Agricultural Economics Department


Date of this Version



Cornhusker Economics, May 30, 2018,


Copyright 2018 University of Nebraska

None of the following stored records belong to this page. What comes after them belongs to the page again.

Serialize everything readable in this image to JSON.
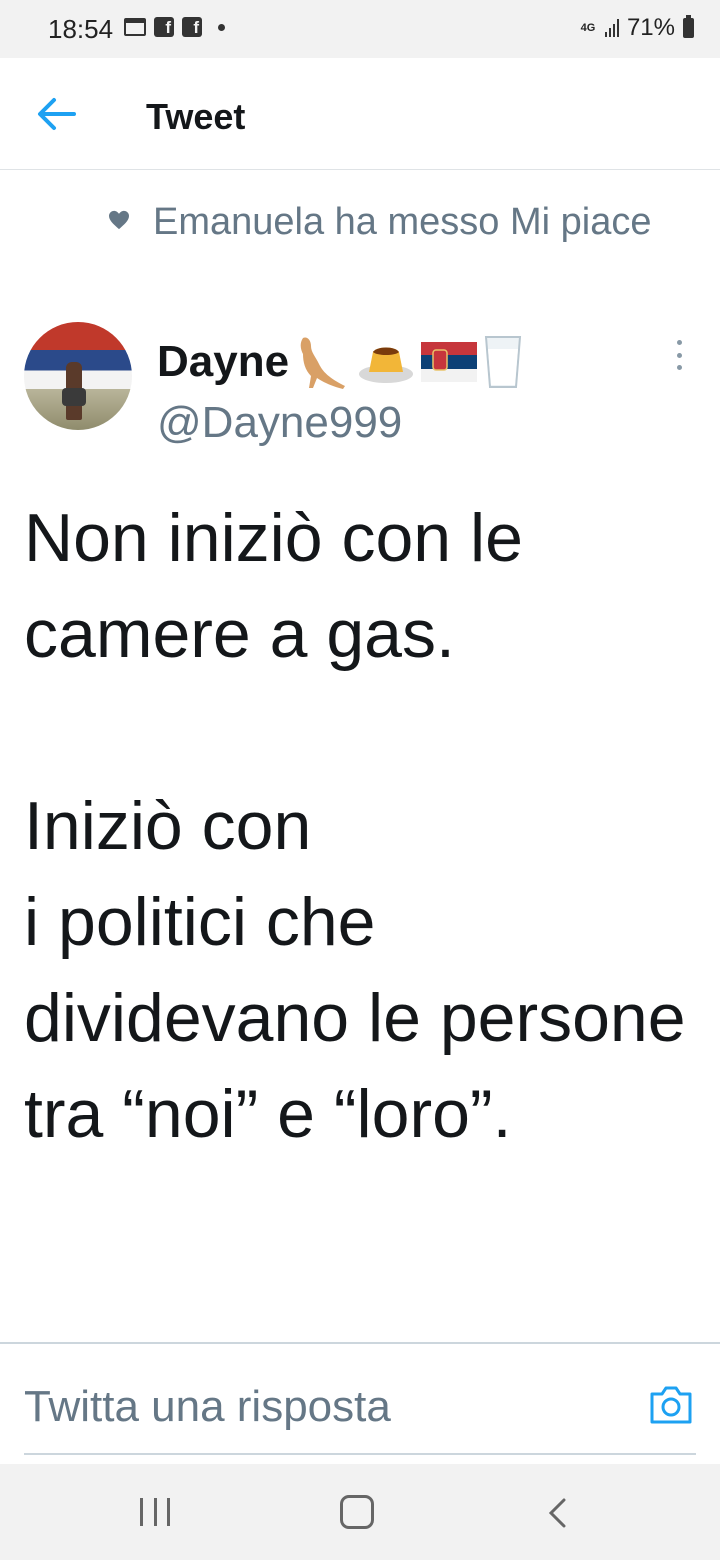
{
  "status_bar": {
    "time": "18:54",
    "network": "4G",
    "battery": "71%"
  },
  "header": {
    "title": "Tweet"
  },
  "social_context": {
    "text": "Emanuela ha messo Mi piace"
  },
  "author": {
    "name": "Dayne",
    "handle": "@Dayne999",
    "emojis": [
      "kangaroo-emoji",
      "custard-emoji",
      "serbia-flag-emoji",
      "glass-of-milk-emoji"
    ]
  },
  "tweet": {
    "text": "Non iniziò con le camere a gas.\n\nIniziò con\ni politici che dividevano le persone tra “noi” e “loro”."
  },
  "reply_bar": {
    "placeholder": "Twitta una risposta"
  },
  "colors": {
    "accent": "#1da1f2",
    "secondary_text": "#657786",
    "primary_text": "#14171a"
  }
}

Over the last decade, food fraud scandals, such as the adulteration of Chinese milk with melamine, the discovery of horse-meat in many European meat products, and the mislabeling of Italian olive oils, have increased the attention of the media, consumers, and governments about the vulnerability of the food system to intentional adulteration or misrepresentation of product ingredients or products themselves based on economic motives (Lotta and Bogue 2015). Food fraud is defined as the intentional substitution, addition, tampering, or misrepresentation of food products for economic gains (Spink and Moyer 2011). Food fraud is motivated by economic gain and is enabled by two important features. First, consumers cannot verify the presence of economically important attributes, such as whether a product is “organic,” even after having consumed the good, for many of the products affected by food fraud. These types of goods are called credence goods. Second, the monitoring of labeling or certification requirements is costly,